BEGIN
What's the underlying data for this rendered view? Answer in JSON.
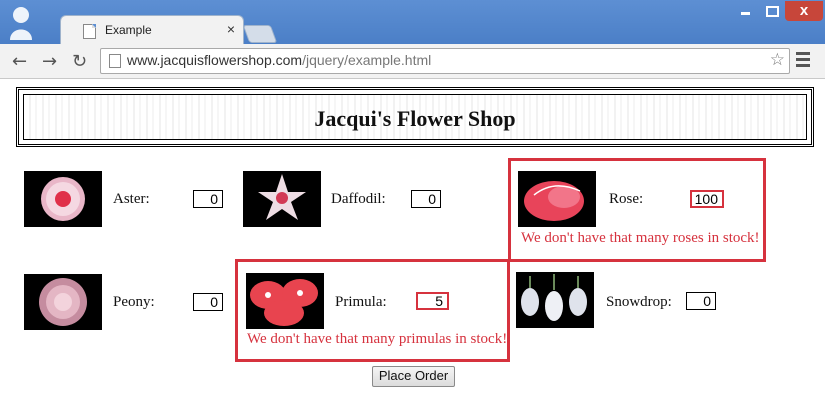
{
  "browser": {
    "tab_title": "Example",
    "tab_close": "×",
    "url_host": "www.jacquisflowershop.com",
    "url_path": "/jquery/example.html",
    "back_icon": "back-arrow-icon",
    "forward_icon": "forward-arrow-icon",
    "reload_icon": "reload-icon",
    "star_icon": "bookmark-star-icon",
    "menu_icon": "hamburger-menu-icon",
    "close_label": "x"
  },
  "shop": {
    "title": "Jacqui's Flower Shop",
    "order_button": "Place Order"
  },
  "flowers": {
    "aster": {
      "label": "Aster:",
      "value": "0"
    },
    "daffodil": {
      "label": "Daffodil:",
      "value": "0"
    },
    "rose": {
      "label": "Rose:",
      "value": "100",
      "error": "We don't have that many roses in stock!"
    },
    "peony": {
      "label": "Peony:",
      "value": "0"
    },
    "primula": {
      "label": "Primula:",
      "value": "5",
      "error": "We don't have that many primulas in stock!"
    },
    "snowdrop": {
      "label": "Snowdrop:",
      "value": "0"
    }
  },
  "colors": {
    "error": "#d6323e",
    "titlebar": "#5d8fd3"
  }
}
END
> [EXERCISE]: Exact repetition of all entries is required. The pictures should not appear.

> [OUTPUT]:
What's the underlying data for this rendered view? Answer in JSON.
{
  "browser": {
    "tab_title": "Example",
    "tab_close": "×",
    "url_host": "www.jacquisflowershop.com",
    "url_path": "/jquery/example.html",
    "back_icon": "back-arrow-icon",
    "forward_icon": "forward-arrow-icon",
    "reload_icon": "reload-icon",
    "star_icon": "bookmark-star-icon",
    "menu_icon": "hamburger-menu-icon",
    "close_label": "x"
  },
  "shop": {
    "title": "Jacqui's Flower Shop",
    "order_button": "Place Order"
  },
  "flowers": {
    "aster": {
      "label": "Aster:",
      "value": "0"
    },
    "daffodil": {
      "label": "Daffodil:",
      "value": "0"
    },
    "rose": {
      "label": "Rose:",
      "value": "100",
      "error": "We don't have that many roses in stock!"
    },
    "peony": {
      "label": "Peony:",
      "value": "0"
    },
    "primula": {
      "label": "Primula:",
      "value": "5",
      "error": "We don't have that many primulas in stock!"
    },
    "snowdrop": {
      "label": "Snowdrop:",
      "value": "0"
    }
  },
  "colors": {
    "error": "#d6323e",
    "titlebar": "#5d8fd3"
  }
}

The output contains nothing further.